Coronation Street, ITV - TV review: This soap is streets ahead when it comes to the real world

The Gods of the Cobbles have chosen to visit mental illness on Steve McDonald

Ellen E. Jones
Tuesday 25 November 2014 00:00
Comments
Community care: Simon Gregson as Steve McDonald in 'Coronation Street'
Community care: Simon Gregson as Steve McDonald in 'Coronation Street'

Steve McDonald’s depression diagnosis has been a controversial storyline for Coronation Street (ITV), and not for the reasons that soaps usually invite controversy. Linda’s rape in EastEnders, ketamine addiction on Emmerdale and the right-to-die debate surrounding Hayley Cropper on Corrie earlier this year, have all got the nation talking – that’s what soaps are supposed to do – but depression just doesn’t lend itself to sensational telly in quite the same way.

It’s yet more evidence of Corrie’s superiority, then, that the Gods of the Cobbles have chosen to visit mental illness on Steve McDonald (Simon Gregson), ordinary bloke next door, Weatherfield wit and winner of Best Comedy Performance at this year’s British Soap Awards. Viewers like Steve because he’s funny; depression isn’t very funny.

It’s a risky strategy, but it’s also brilliant, because Steve is exactly the sort of laugh-a-minute lad who scoffs at the idea of seeking professional help for a mental health problem. The storyline was first hinted at a few months back, but it’s taken until now for Steve to accept a diagnosis more specific than “being a useless article”. A lesser soap might have left it there, reassuring viewers that help is available at their GP, but Steve’s story has gone on to remind us of a further heartbreak, the struggle of friends and family to be supportive about a condition they can’t understand. Steve’s hopes that his mum, at least, would have some sympathy were dashed when she put his behaviour down to the male menopause: “We’d all love to go gallivanting off every time we felt like it, but some of us can’t drop everything, we’ve got responsibilities!”

That’s one reason why Coronation Street is currently head and shoulders above every other soap opera, and many so-called “serious dramas” too. Another is how the writers dust their scripts with pop culture references like flour on a barm cake. Learning about what the Street’s residents are listening to, reading and watching on telly is not only amusing, but also very revealing of character. Mary says her mum is always getting confused with Ann Widdecombe “It’s a nightmare to go shopping with her. People criticise her politics, her dancing...” Audrey requested that Gail return “the Maeve Binchy that I lent you” and Emily Bishop complained to Rita that she “couldn’t get past the shower scene” in Netflix prison drama Orange Is the New Black. Persevere, Emily. It really picks up in season two.

Register for free to continue reading

Registration is a free and easy way to support our truly independent journalism

By registering, you will also enjoy limited access to Premium articles, exclusive newsletters, commenting, and virtual events with our leading journalists

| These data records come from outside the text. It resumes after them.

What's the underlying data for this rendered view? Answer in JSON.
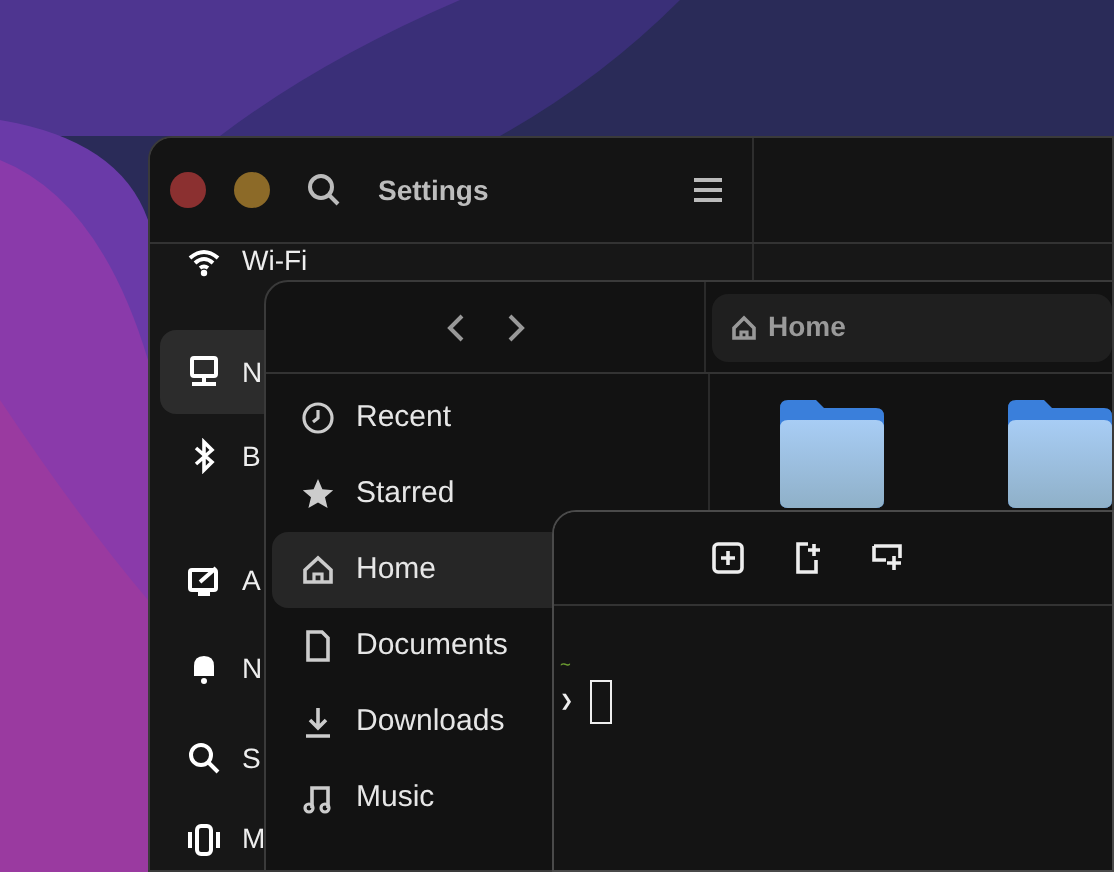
{
  "settings": {
    "title": "Settings",
    "window_buttons": [
      {
        "kind": "close"
      },
      {
        "kind": "minimize"
      }
    ],
    "sidebar": [
      {
        "label": "Wi-Fi",
        "selected": false
      },
      {
        "label": "N",
        "selected": true
      },
      {
        "label": "B",
        "selected": false
      },
      {
        "label": "A",
        "selected": false
      },
      {
        "label": "N",
        "selected": false
      },
      {
        "label": "S",
        "selected": false
      },
      {
        "label": "M",
        "selected": false
      }
    ]
  },
  "files": {
    "path": "Home",
    "sidebar": [
      {
        "label": "Recent",
        "selected": false
      },
      {
        "label": "Starred",
        "selected": false
      },
      {
        "label": "Home",
        "selected": true
      },
      {
        "label": "Documents",
        "selected": false
      },
      {
        "label": "Downloads",
        "selected": false
      },
      {
        "label": "Music",
        "selected": false
      }
    ],
    "folders": [
      {
        "kind": "folder"
      },
      {
        "kind": "folder"
      }
    ]
  },
  "terminal": {
    "cwd": "~",
    "prompt": "❯"
  }
}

Please enter a valid email
Please enter a valid email
Must be at least 6 characters, include an upper and lower case character and a number
Must be at least 6 characters, include an upper and lower case character and a number
Must be at least 6 characters, include an upper and lower case character and a number
Please enter your first name
Special characters aren’t allowed
Please enter a name between 1 and 40 characters
Please enter your last name
Special characters aren’t allowed
Please enter a name between 1 and 40 characters
You must be over 18 years old to register
You must be over 18 years old to register
Opt-out-policy
You can opt-out at any time by signing in to your account to manage your preferences. Each email has a link to unsubscribe.

By clicking ‘Create my account’ you confirm that your data has been entered correctly and you have read and agree to our Terms of use, Cookie policy and Privacy notice.

This site is protected by reCAPTCHA and the Google Privacy policy and Terms of service apply.

Already have an account? sign in

By clicking ‘Register’ you confirm that your data has been entered correctly and you have read and agree to our Terms of use, Cookie policy and Privacy notice.

This site is protected by reCAPTCHA and the Google Privacy policy and Terms of service apply.

Register for free to continue reading

Registration is a free and easy way to support our truly independent journalism

By registering, you will also enjoy limited access to Premium articles, exclusive newsletters, commenting, and virtual events with our leading journalists

Already have an account? sign in

By clicking ‘Register’ you confirm that your data has been entered correctly and you have read and agree to our Terms of use, Cookie policy and Privacy notice.

This site is protected by reCAPTCHA and the Google Privacy policy and Terms of service apply.

Join our new commenting forum

Join thought-provoking conversations, follow other Independent readers and see their replies

Comments

Thank you for registering

Please refresh the page or navigate to another page on the site to be automatically logged inPlease refresh your browser to be logged in